I spent Thursday and Friday of last week in a class learning all about some regression methods using STATA. It’s funny how fast old behaviors and tendencies from my school going days came back. For example, I was annoyed at the people who asked questions about simple algebra; I did a lot of nodding; and some doodling in my notes.
After I got settled in, I did find that I enjoyed being back in the classroom. Class was a bit long: 8:30 – 4:30 and my brain tended to shut off at about 2:00 or so. But I hated taking Metro instead of the commuter bus. I did not like coming home as late as I did. (And I am sure that Brendan was not fond of me coming home as late as I did!)
I think I will stick to short bursts of official formal learning and teaching myself. I’m just glad I can still hack it in a Statistics course.
I can’t help but look for patterns in numbers. I think I’ve mentioned it before (I don’t feel like looking for it) but my birthday is 8/25 and Bridget’s is the reverse, 5/28. I love that. I’ve been trying to find something special about John’s birthday, 8/19. 8+1 = 9, but that’s not really all that special. Then I realized that both 1+9 and 2+8 add up to 10. AND those are the only two dates in any month whose digits add up to 10. The chances of having one person born on either day in May is 2/31 and the same for August. So there you go.
I am a giant dork.
In my genealogical research, I’ve found that I am 7th cousin, 4 times removed (that is hardly related at all) of Emily Dickenson. Just gives me an excuse to pull out my book, and try and recall some favorites.
Long Years apart — can make no
Breach a second cannot fill —
The absence of the Witch does not
Invalidate the spell —
The embers of a Thousand Years
Uncovered by the Hand
That fondled them when they were Fire
Will stir and understand —
Best Witchcraft is Geometry
To the magician’s mind —
His ordinary acts are feats
To thinking of mankind.
At least, these were some I had marked back in college. Who knows what would catch my eye these days.
Today is Euler’s 300th birthday. Extra points if you know who he is or how to say his name.
This article left me a little speechless. It upsets me that people actually think along these lines:
You will never need to know algebra. I have never once used it and never once even rued that I could not use it. You will never need to know — never mind want to know — how many boys it will take to mow a lawn if one of them quits halfway and two more show up later — or something like that. Most of math can now be done by a computer or a calculator. On the other hand, no computer can write a column or even a thank-you note — or reason even a little bit.
Not just because I am a mathematician at heart, but because I really do believe that it is important. And useful. The author of the article goes on to say:

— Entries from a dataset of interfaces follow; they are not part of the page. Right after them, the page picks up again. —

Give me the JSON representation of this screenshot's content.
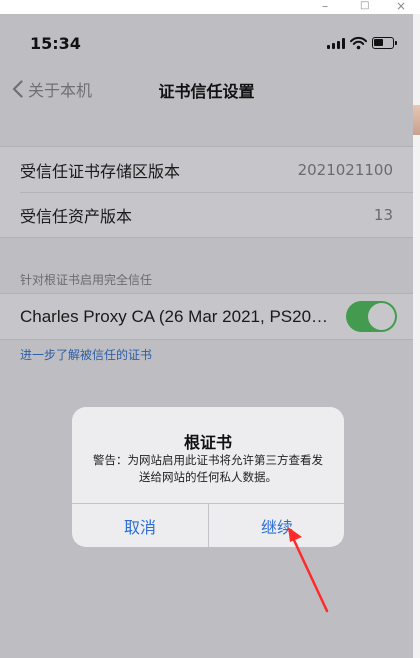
{
  "window": {
    "controls": {
      "minimize": "–",
      "maximize": "□",
      "close": "×"
    }
  },
  "status_bar": {
    "time": "15:34",
    "icons": [
      "signal-icon",
      "wifi-icon",
      "battery-icon"
    ]
  },
  "navbar": {
    "back_label": "关于本机",
    "title": "证书信任设置"
  },
  "info_rows": [
    {
      "label": "受信任证书存储区版本",
      "value": "2021021100"
    },
    {
      "label": "受信任资产版本",
      "value": "13"
    }
  ],
  "trust_section": {
    "header": "针对根证书启用完全信任",
    "certificate_label": "Charles Proxy CA (26 Mar 2021, PS202...",
    "enabled": true,
    "learn_more": "进一步了解被信任的证书"
  },
  "alert": {
    "title": "根证书",
    "message": "警告：为网站启用此证书将允许第三方查看发送给网站的任何私人数据。",
    "cancel_label": "取消",
    "continue_label": "继续"
  },
  "colors": {
    "accent": "#2c6ed6",
    "toggle_on": "#449a4e",
    "arrow": "#ff2a2a"
  }
}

Almost 20 years ago, I wrote a similar column about algebra. Math teachers struck back with a vengeance. They made so many claims for algebra’s intrinsic worth that I felt, as I once had in class, like a dummy. Once again, I just didn’t get it.
I have to believe that the same will happen again.
[UPDATE] I think the thing that bothers me the most is the notion that there are math people and there are english people and that there is no middle ground. It bothers me that this man has convinced himself that he doesn’t understand algebra (or percentages), that he never will and that he doesn’t and never will need it. Furthermore, he is encouraging others to believe the same things about themselves. He seems to believe that there is something in them that prevents them from understanding almost half of the world.
Like a lot of people, I have to do my Sudkoku puzzle every day. Today, the Express (the free paper by the Washington Post) introduced a new puzzle (skip to page 67): Samurai Sudoku. It has five overlapping regular 9 block Sudoku grids. I want to start on it right now, but I’m trying to control myself and save it until later.
Our new phone number is a prime number. I Googled it to see if there was any info left over from the last "owner" (there was, but just a little), and it came up with a link to prime numbers as well. It’s further proof of my dorkiness that this fact excites me. You can check your phone number, or any other number for that matter, here.